TRY IT: Output the line that contains "Enumerate this screenshot's" and every line after it to the end of the entries, with nothing added or left out.

Data about app and page elements:
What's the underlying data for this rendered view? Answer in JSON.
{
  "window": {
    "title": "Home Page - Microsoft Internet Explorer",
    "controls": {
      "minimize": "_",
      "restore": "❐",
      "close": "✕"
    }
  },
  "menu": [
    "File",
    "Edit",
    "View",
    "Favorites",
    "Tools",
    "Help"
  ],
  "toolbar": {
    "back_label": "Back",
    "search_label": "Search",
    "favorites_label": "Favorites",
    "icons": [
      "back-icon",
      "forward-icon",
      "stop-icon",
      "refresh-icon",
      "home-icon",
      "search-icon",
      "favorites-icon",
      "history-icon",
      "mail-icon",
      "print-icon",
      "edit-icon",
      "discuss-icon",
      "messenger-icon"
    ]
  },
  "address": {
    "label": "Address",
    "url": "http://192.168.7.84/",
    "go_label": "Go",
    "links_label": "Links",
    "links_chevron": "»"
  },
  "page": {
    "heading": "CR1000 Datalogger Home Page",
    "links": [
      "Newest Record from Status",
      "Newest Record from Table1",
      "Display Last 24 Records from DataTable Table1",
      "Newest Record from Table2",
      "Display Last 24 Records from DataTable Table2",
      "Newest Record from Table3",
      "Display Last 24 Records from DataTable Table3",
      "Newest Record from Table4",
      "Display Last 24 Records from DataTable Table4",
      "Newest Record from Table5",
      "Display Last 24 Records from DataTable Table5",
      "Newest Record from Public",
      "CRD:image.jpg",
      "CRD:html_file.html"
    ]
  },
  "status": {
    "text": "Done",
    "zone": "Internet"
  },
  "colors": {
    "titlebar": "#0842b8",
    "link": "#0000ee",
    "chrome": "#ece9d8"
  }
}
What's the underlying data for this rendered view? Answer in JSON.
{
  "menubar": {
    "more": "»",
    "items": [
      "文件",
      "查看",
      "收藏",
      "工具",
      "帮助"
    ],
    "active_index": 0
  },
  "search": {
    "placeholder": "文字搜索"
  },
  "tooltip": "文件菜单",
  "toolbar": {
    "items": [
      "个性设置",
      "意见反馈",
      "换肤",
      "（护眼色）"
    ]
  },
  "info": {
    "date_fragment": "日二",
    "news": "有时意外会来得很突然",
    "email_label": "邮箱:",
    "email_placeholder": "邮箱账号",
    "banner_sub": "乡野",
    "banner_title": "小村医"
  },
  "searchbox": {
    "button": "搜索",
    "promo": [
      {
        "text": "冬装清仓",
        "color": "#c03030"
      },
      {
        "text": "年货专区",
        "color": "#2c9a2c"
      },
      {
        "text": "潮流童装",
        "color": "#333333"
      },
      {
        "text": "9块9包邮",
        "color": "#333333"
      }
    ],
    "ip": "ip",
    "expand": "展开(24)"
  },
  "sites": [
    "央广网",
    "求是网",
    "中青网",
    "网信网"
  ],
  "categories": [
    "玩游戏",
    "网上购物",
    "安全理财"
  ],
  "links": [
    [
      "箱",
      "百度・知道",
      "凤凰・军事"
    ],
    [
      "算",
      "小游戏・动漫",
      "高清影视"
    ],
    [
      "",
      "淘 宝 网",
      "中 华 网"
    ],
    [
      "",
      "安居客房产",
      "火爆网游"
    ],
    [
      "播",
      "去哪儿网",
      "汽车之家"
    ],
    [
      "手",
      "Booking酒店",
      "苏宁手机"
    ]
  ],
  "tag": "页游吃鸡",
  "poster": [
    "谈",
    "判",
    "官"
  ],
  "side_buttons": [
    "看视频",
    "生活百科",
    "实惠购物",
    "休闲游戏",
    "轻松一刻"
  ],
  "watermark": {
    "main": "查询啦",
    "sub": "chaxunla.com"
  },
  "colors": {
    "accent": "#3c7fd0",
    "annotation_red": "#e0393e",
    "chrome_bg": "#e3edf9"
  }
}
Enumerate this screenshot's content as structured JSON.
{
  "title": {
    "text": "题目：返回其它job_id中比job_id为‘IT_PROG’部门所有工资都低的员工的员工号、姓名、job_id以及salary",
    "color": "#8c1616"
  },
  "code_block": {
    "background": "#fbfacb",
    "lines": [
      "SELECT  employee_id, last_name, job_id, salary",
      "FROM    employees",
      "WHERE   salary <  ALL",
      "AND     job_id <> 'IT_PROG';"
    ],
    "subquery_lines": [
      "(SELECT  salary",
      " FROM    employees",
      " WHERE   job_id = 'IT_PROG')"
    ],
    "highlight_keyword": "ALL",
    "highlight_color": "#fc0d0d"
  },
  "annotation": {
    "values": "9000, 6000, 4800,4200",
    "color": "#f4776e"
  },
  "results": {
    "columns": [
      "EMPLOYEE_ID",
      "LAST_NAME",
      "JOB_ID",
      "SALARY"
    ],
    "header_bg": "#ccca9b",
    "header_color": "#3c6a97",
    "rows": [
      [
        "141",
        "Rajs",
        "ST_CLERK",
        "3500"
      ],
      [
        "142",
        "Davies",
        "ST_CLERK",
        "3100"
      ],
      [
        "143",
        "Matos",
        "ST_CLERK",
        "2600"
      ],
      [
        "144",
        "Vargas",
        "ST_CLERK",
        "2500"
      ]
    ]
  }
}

RESPONSE AREA:
Enumerate this screenshot's content as structured JSON.
{
  "title": {
    "text": "题目：返回其它job_id中比job_id为‘IT_PROG’部门所有工资都低的员工的员工号、姓名、job_id以及salary",
    "color": "#8c1616"
  },
  "code_block": {
    "background": "#fbfacb",
    "lines": [
      "SELECT  employee_id, last_name, job_id, salary",
      "FROM    employees",
      "WHERE   salary <  ALL",
      "AND     job_id <> 'IT_PROG';"
    ],
    "subquery_lines": [
      "(SELECT  salary",
      " FROM    employees",
      " WHERE   job_id = 'IT_PROG')"
    ],
    "highlight_keyword": "ALL",
    "highlight_color": "#fc0d0d"
  },
  "annotation": {
    "values": "9000, 6000, 4800,4200",
    "color": "#f4776e"
  },
  "results": {
    "columns": [
      "EMPLOYEE_ID",
      "LAST_NAME",
      "JOB_ID",
      "SALARY"
    ],
    "header_bg": "#ccca9b",
    "header_color": "#3c6a97",
    "rows": [
      [
        "141",
        "Rajs",
        "ST_CLERK",
        "3500"
      ],
      [
        "142",
        "Davies",
        "ST_CLERK",
        "3100"
      ],
      [
        "143",
        "Matos",
        "ST_CLERK",
        "2600"
      ],
      [
        "144",
        "Vargas",
        "ST_CLERK",
        "2500"
      ]
    ]
  }
}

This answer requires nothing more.